The Chinese megacity of Chengdu has extended a Covid-19 lockdown in most areas, maintaining curbs that have ground business to a halt and confined the majority of its 21 million residents to their homes.

China is the last major economy welded to a zero-Covid strategy, tamping down virus flare-ups through a combination of snap lockdowns, mass testing and lengthy quarantines.

Chengdu, the capital of southwestern Sichuan province, has been effectively under lockdown for a week since reporting several hundred Covid cases.

The measure was expected to be lifted on Wednesday, but the city government said in a notice that "the entire city will continue to deeply push forward our assault for zero community spread".

Authorities would "strive hard for a week to realise the goal of zero community transmission in the whole city", the government added.

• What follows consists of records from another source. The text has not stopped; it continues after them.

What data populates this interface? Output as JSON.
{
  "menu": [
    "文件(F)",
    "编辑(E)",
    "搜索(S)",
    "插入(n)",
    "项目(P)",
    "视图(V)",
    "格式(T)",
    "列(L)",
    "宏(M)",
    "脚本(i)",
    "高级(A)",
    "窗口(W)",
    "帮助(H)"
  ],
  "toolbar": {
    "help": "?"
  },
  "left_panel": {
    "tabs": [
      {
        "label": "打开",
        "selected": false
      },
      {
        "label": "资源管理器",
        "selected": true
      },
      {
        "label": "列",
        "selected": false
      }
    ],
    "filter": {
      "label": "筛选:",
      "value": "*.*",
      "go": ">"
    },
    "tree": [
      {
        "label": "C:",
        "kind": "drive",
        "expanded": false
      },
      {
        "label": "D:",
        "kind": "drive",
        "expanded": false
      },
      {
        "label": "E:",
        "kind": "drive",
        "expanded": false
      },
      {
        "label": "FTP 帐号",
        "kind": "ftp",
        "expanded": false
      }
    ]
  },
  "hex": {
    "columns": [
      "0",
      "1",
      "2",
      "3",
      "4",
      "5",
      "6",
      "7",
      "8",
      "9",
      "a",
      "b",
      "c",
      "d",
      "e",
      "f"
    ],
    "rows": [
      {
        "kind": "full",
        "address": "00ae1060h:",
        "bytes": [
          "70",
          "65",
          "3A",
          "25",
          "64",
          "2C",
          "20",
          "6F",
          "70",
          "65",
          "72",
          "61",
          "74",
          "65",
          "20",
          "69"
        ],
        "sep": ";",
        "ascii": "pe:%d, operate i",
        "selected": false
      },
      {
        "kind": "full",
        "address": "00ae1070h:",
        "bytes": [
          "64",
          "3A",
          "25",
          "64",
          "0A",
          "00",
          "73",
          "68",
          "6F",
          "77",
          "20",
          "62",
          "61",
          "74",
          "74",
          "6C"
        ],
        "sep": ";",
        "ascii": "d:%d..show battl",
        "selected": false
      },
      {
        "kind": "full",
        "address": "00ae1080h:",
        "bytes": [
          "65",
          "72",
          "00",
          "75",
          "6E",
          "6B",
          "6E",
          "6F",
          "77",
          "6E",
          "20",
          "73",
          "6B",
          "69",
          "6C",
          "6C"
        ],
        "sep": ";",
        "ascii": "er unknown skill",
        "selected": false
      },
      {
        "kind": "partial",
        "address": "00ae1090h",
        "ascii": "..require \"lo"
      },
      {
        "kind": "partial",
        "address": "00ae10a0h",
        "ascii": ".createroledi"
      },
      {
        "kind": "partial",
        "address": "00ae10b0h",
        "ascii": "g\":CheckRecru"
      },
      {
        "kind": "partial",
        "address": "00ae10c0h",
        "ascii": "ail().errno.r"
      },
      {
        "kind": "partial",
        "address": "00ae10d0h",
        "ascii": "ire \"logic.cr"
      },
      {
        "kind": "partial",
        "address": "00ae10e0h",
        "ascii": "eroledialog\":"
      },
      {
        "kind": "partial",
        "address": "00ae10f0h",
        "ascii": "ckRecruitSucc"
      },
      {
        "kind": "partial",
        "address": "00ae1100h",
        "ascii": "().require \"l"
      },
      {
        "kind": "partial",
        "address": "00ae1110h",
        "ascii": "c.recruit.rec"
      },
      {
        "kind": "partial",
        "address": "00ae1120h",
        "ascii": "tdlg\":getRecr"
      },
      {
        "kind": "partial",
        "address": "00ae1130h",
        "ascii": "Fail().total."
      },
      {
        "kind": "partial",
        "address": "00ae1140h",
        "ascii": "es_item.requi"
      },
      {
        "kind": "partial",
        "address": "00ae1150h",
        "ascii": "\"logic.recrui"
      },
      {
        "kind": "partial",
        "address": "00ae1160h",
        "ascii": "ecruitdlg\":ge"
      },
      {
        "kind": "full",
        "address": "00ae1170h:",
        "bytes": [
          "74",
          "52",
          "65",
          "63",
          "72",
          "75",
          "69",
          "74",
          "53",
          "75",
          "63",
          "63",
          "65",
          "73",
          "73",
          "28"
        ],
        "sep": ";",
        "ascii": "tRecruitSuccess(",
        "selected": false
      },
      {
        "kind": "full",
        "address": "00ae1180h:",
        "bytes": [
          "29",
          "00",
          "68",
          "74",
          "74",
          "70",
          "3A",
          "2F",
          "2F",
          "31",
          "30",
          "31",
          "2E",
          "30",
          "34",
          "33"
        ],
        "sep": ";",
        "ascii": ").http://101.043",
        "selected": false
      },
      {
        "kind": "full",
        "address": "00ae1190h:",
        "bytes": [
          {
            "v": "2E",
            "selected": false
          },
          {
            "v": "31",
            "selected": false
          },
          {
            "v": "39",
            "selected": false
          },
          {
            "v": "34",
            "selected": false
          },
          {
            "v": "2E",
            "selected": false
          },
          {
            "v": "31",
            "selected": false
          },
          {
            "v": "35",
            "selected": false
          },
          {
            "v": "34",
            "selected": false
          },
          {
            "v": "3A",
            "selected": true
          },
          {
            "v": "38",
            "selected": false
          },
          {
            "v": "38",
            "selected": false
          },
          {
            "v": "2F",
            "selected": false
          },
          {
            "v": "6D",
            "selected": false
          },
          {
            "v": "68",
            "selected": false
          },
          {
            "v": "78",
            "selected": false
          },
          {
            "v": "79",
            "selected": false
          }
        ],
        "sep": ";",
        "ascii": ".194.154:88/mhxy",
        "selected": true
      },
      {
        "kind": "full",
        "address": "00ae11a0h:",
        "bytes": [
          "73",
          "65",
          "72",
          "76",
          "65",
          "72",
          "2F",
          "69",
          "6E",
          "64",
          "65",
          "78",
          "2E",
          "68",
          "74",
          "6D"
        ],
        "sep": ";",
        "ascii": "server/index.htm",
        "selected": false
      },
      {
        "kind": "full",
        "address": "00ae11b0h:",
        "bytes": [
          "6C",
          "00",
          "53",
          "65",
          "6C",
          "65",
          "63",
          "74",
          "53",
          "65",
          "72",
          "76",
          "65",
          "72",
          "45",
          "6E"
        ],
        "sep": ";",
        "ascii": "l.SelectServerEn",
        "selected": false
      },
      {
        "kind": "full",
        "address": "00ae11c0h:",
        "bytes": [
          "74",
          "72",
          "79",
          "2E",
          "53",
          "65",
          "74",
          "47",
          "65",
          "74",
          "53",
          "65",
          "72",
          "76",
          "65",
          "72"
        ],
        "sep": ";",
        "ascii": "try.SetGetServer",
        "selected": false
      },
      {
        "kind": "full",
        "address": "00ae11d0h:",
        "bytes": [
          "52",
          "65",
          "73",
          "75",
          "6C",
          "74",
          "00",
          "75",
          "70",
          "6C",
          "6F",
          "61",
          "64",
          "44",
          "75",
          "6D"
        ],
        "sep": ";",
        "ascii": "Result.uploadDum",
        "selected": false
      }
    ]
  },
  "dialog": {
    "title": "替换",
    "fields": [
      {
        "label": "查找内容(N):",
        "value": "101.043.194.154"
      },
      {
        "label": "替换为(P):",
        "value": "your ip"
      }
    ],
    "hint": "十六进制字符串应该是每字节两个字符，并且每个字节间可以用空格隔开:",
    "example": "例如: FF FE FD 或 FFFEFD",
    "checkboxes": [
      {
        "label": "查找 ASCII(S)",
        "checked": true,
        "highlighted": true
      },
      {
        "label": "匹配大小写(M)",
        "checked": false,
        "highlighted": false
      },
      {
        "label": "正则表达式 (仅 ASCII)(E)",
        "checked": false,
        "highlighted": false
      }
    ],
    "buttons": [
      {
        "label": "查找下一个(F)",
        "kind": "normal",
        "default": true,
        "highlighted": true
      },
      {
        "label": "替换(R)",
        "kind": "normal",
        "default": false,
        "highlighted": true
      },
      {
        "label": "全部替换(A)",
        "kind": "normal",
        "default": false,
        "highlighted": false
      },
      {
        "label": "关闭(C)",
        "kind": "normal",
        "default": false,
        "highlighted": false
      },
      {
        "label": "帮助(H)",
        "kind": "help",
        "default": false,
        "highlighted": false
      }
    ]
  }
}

"The fruits of the whole city's anti-epidemic measures are beginning to become apparent, but the risk of community transmission still exists in some areas," it said.

All residents under lockdown will be tested every day, and each household will be permitted to send out one person per day to purchase groceries and other supplies, according to the notice.

Chengdu logged 116 new local infections on Thursday, more than half of which showed no symptoms, according to figures from the provincial health commission.

Confined to their housing complexes, some residents were unable to flee when a strong earthquake in a nearby part of Sichuan reverberated through the city earlier this week, locals told AFP.

China's government has shown few signs of backing away from a zero-Covid approach despite mounting criticism that it is harming growth in the world's second-largest economy.

Businesses in Chengdu have been forced to temporarily close, with Swedish carmaker Volvo last week suspending production at a plant in the city that employs nearly 3,000 people.

Elsewhere, the southern business and technology hub of Shenzhen eased some curbs this week after a virus surge prompted authorities to order the city's 18 million residents to refrain from leaving their homes.

Officials in Beijing have urged the capital to guard against a rebound in infections during the Mid-Autumn public holiday, which runs from Saturday to Monday and is a popular period for travel and social gatherings.

China reported 1,334 new domestic infections on Thursday, the majority of which were asymptomatic, according to the National Health Commission.